Please restate, exactly as they appear, only the lines from the one that contains "What's the underlying" to the final line of the entries, with no pictures.

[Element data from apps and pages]
===
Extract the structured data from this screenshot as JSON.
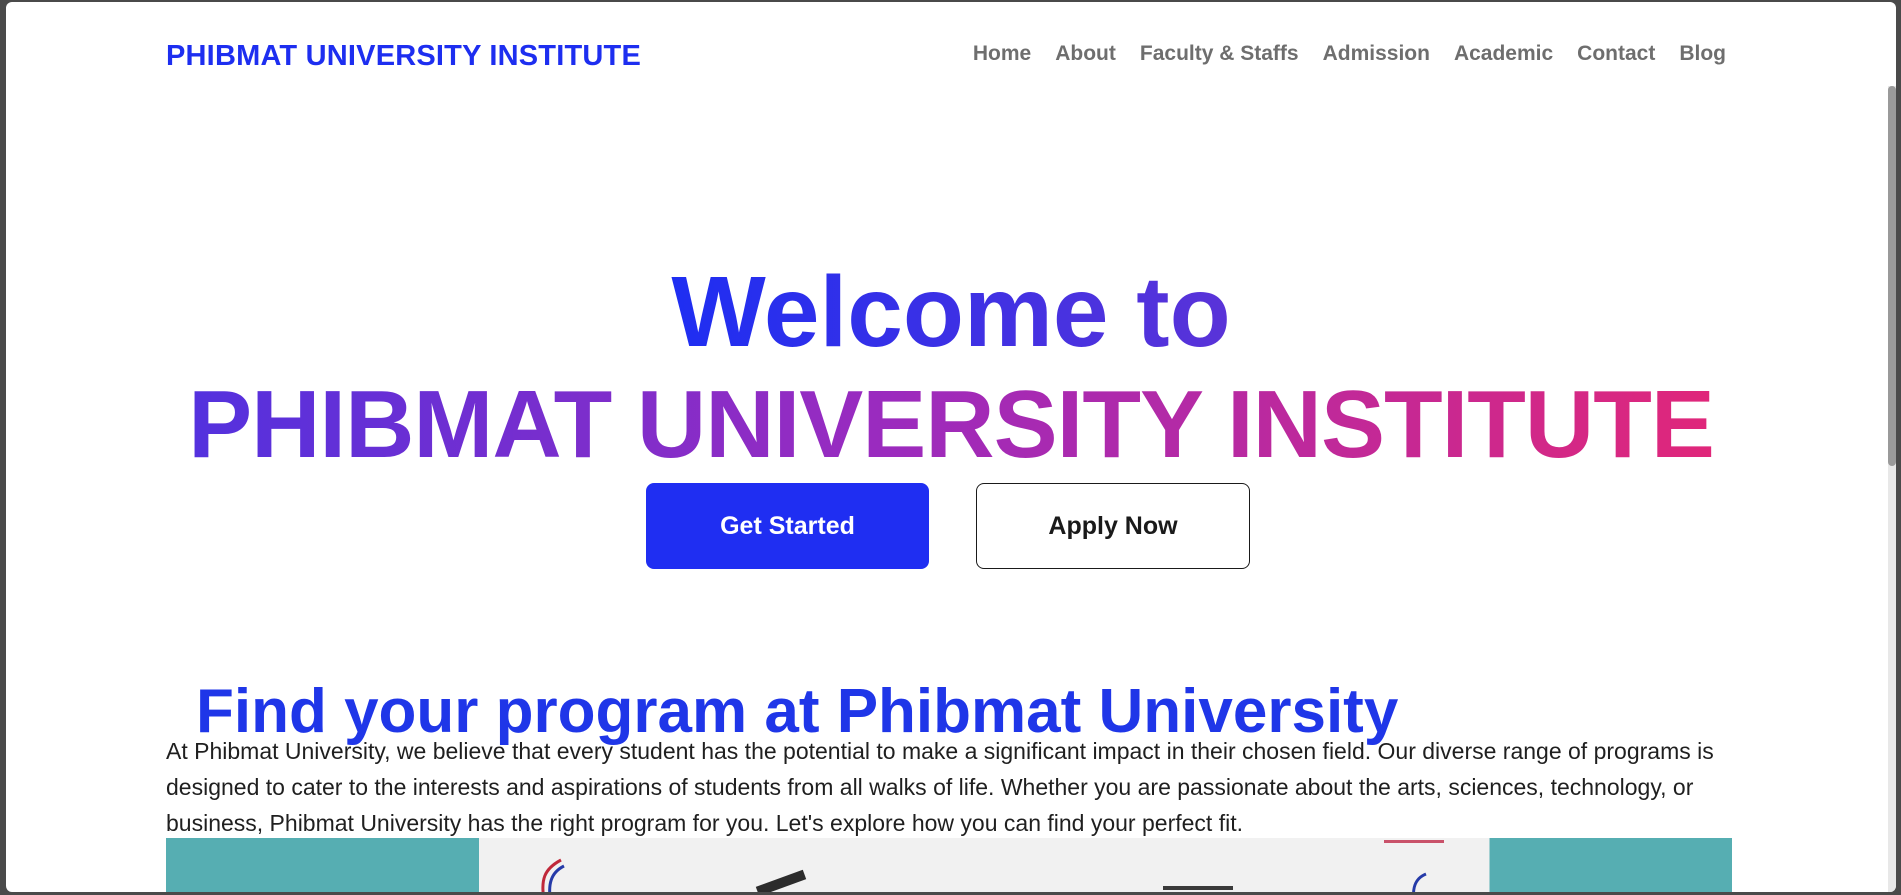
{
  "navbar": {
    "brand": "PHIBMAT UNIVERSITY INSTITUTE",
    "links": [
      "Home",
      "About",
      "Faculty & Staffs",
      "Admission",
      "Academic",
      "Contact",
      "Blog"
    ]
  },
  "hero": {
    "line1": "Welcome to",
    "line2": "PHIBMAT UNIVERSITY INSTITUTE",
    "primary_button": "Get Started",
    "secondary_button": "Apply Now"
  },
  "programs": {
    "title": "Find your program at Phibmat University",
    "description": "At Phibmat University, we believe that every student has the potential to make a significant impact in their chosen field. Our diverse range of programs is designed to cater to the interests and aspirations of students from all walks of life. Whether you are passionate about the arts, sciences, technology, or business, Phibmat University has the right program for you. Let's explore how you can find your perfect fit."
  },
  "colors": {
    "accent": "#1f2ef2",
    "gradient_end": "#e0277a",
    "nav_text": "#6e6e6e"
  }
}
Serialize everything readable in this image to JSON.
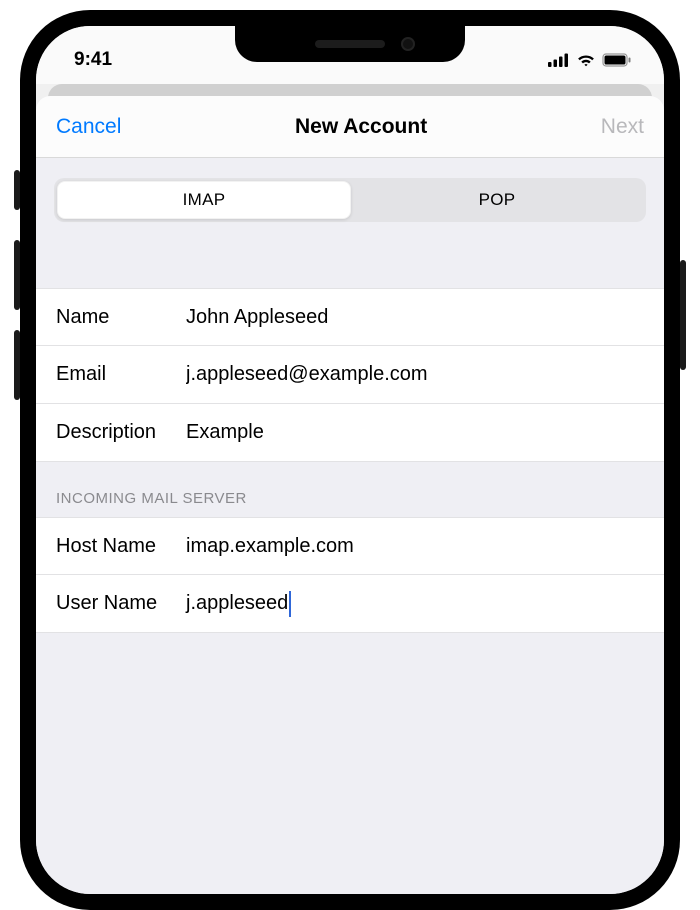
{
  "status": {
    "time": "9:41"
  },
  "nav": {
    "cancel": "Cancel",
    "title": "New Account",
    "next": "Next"
  },
  "segmented": {
    "imap": "IMAP",
    "pop": "POP",
    "selected": "IMAP"
  },
  "account": {
    "name_label": "Name",
    "name_value": "John Appleseed",
    "email_label": "Email",
    "email_value": "j.appleseed@example.com",
    "description_label": "Description",
    "description_value": "Example"
  },
  "incoming": {
    "header": "Incoming Mail Server",
    "hostname_label": "Host Name",
    "hostname_value": "imap.example.com",
    "username_label": "User Name",
    "username_value": "j.appleseed"
  }
}
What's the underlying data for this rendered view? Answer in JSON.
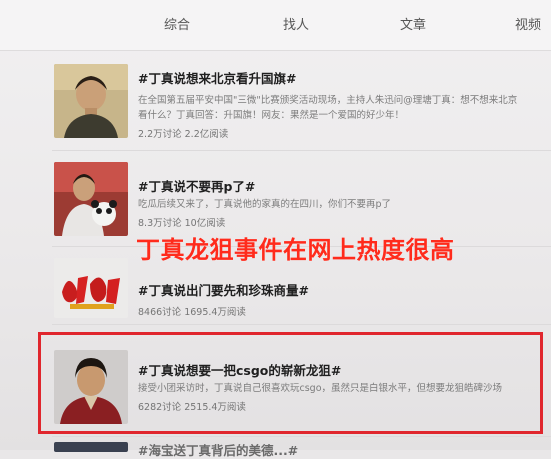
{
  "tabs": [
    "综合",
    "找人",
    "文章",
    "视频"
  ],
  "results": [
    {
      "title": "#丁真说想来北京看升国旗#",
      "snippet_lines": [
        "在全国第五届平安中国\"三微\"比赛颁奖活动现场，主持人朱迅问@理塘丁真：想不想来北京",
        "看什么？丁真回答：升国旗！网友：果然是一个爱国的好少年！"
      ],
      "stats": "2.2万讨论 2.2亿阅读",
      "thumb_icon": "boy-portrait-thumbnail"
    },
    {
      "title": "#丁真说不要再p了#",
      "snippet_lines": [
        "吃瓜后续又来了，丁真说他的家真的在四川，你们不要再p了"
      ],
      "stats": "8.3万讨论 10亿阅读",
      "thumb_icon": "boy-with-panda-thumbnail"
    },
    {
      "title": "#丁真说出门要先和珍珠商量#",
      "snippet_lines": [],
      "stats": "8466讨论 1695.4万阅读",
      "thumb_icon": "red-calligraphy-logo-thumbnail"
    },
    {
      "title": "#丁真说想要一把csgo的崭新龙狙#",
      "snippet_lines": [
        "接受小团采访时，丁真说自己很喜欢玩csgo，虽然只是白银水平，但想要龙狙皓碑沙场"
      ],
      "stats": "6282讨论 2515.4万阅读",
      "thumb_icon": "boy-red-robe-thumbnail"
    },
    {
      "title": "#海宝送丁真背后的美德...#"
    }
  ],
  "overlay_caption": "丁真龙狙事件在网上热度很高",
  "colors": {
    "overlay_text": "#ff2b1c",
    "highlight_border": "#e0262d"
  }
}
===
TASK OUTPUT:
What's the underlying data for this rendered view? Answer in JSON.
{
  "tabs": [
    "综合",
    "找人",
    "文章",
    "视频"
  ],
  "results": [
    {
      "title": "#丁真说想来北京看升国旗#",
      "snippet_lines": [
        "在全国第五届平安中国\"三微\"比赛颁奖活动现场，主持人朱迅问@理塘丁真：想不想来北京",
        "看什么？丁真回答：升国旗！网友：果然是一个爱国的好少年！"
      ],
      "stats": "2.2万讨论 2.2亿阅读",
      "thumb_icon": "boy-portrait-thumbnail"
    },
    {
      "title": "#丁真说不要再p了#",
      "snippet_lines": [
        "吃瓜后续又来了，丁真说他的家真的在四川，你们不要再p了"
      ],
      "stats": "8.3万讨论 10亿阅读",
      "thumb_icon": "boy-with-panda-thumbnail"
    },
    {
      "title": "#丁真说出门要先和珍珠商量#",
      "snippet_lines": [],
      "stats": "8466讨论 1695.4万阅读",
      "thumb_icon": "red-calligraphy-logo-thumbnail"
    },
    {
      "title": "#丁真说想要一把csgo的崭新龙狙#",
      "snippet_lines": [
        "接受小团采访时，丁真说自己很喜欢玩csgo，虽然只是白银水平，但想要龙狙皓碑沙场"
      ],
      "stats": "6282讨论 2515.4万阅读",
      "thumb_icon": "boy-red-robe-thumbnail"
    },
    {
      "title": "#海宝送丁真背后的美德...#"
    }
  ],
  "overlay_caption": "丁真龙狙事件在网上热度很高",
  "colors": {
    "overlay_text": "#ff2b1c",
    "highlight_border": "#e0262d"
  }
}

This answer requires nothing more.